Elasticsearch 8 contains several improvements to deal with high shard counts. Existing Elastic Cloud customers can already access them directly from the Elastic Cloud console. If you’re new to Elastic Cloud, take a look at our Quick Start guides (bite-sized training videos to get you started quickly) or our free fundamentals training courses. You can always get started for free with a free 14-day trial of Elastic Cloud. Or download the self-managed version of the Elastic Stack for free.


[1] Specifically, 24 clients are bulk indexing 100 documents per index, across 50000 indices, as fast as they can (link to relevant section in elastic/logs challenge).

[2] Indexing uses a 10x higher bulk size compared to [1], i.e., 1000, 24 clients (link to relevant section in elastic/logs challenge).

[3] many-shards-quantitative environment:

Node Type

Backing Instances (AWS ec2, eu-west-1)



3 x c6gd.8xlarge

Heap: 8GB

Hot6 x m6gd.4xlarge

Heap: 29GB
Loaddriver (Rally)1 x im4gn.4xlarge

[4] Period of improvement: starting commit (included in ES 8.1.2) -> end commit (included in ES 8.5.0)

[5] many-shards-snapshots environment:

Note: All instances pin the CPU model to Intel Ice Lake to reduce result variance

Node Type

Backing Instances (Google Cloud, europe-west1)



3 x custom n2 (8vCPUs, 8GB RAM, 1x375GiB local nvme scratch disk)

Heap: 4GB

Hot6 x custom n2 (8vCPUs, 64GB RAM, 1x375GiB local nvme scratch disk)

Heap: 29GB
Loaddriver (Rally)1 x custom n2 (8vCPUs, 64GB RAM, 4x375GiB local nvme scratch disk)

[6] GC time: from the time that Elasticsearch starts until it gets stopped

[7] Snapshot improvements in Elasticsearch 8.5.0:
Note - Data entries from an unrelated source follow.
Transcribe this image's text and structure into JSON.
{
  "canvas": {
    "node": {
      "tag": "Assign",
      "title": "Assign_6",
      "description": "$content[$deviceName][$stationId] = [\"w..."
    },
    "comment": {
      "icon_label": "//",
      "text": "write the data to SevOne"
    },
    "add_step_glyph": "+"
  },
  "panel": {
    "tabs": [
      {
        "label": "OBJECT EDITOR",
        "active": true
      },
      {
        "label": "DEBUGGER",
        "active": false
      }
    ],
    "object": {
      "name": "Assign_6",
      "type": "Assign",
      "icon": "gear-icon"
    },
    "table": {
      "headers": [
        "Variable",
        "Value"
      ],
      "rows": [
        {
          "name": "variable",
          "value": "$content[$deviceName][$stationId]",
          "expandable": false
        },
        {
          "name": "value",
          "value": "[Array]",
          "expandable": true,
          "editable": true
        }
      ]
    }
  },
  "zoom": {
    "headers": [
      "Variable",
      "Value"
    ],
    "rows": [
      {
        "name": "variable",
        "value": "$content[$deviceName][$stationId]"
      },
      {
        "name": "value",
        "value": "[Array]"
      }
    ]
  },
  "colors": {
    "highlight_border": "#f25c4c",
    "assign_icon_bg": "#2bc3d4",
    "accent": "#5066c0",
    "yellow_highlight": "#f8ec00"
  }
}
  • es#89619: Make SnapshotsInProgress Diffable
  • es#89976: Restrict the priority of ShardSnapshotTask to the same snapshot only

[8] Snapshot improvements in Elasticsearch 8.6.0:

  • es#90282: Increase snapshot pool max size to 10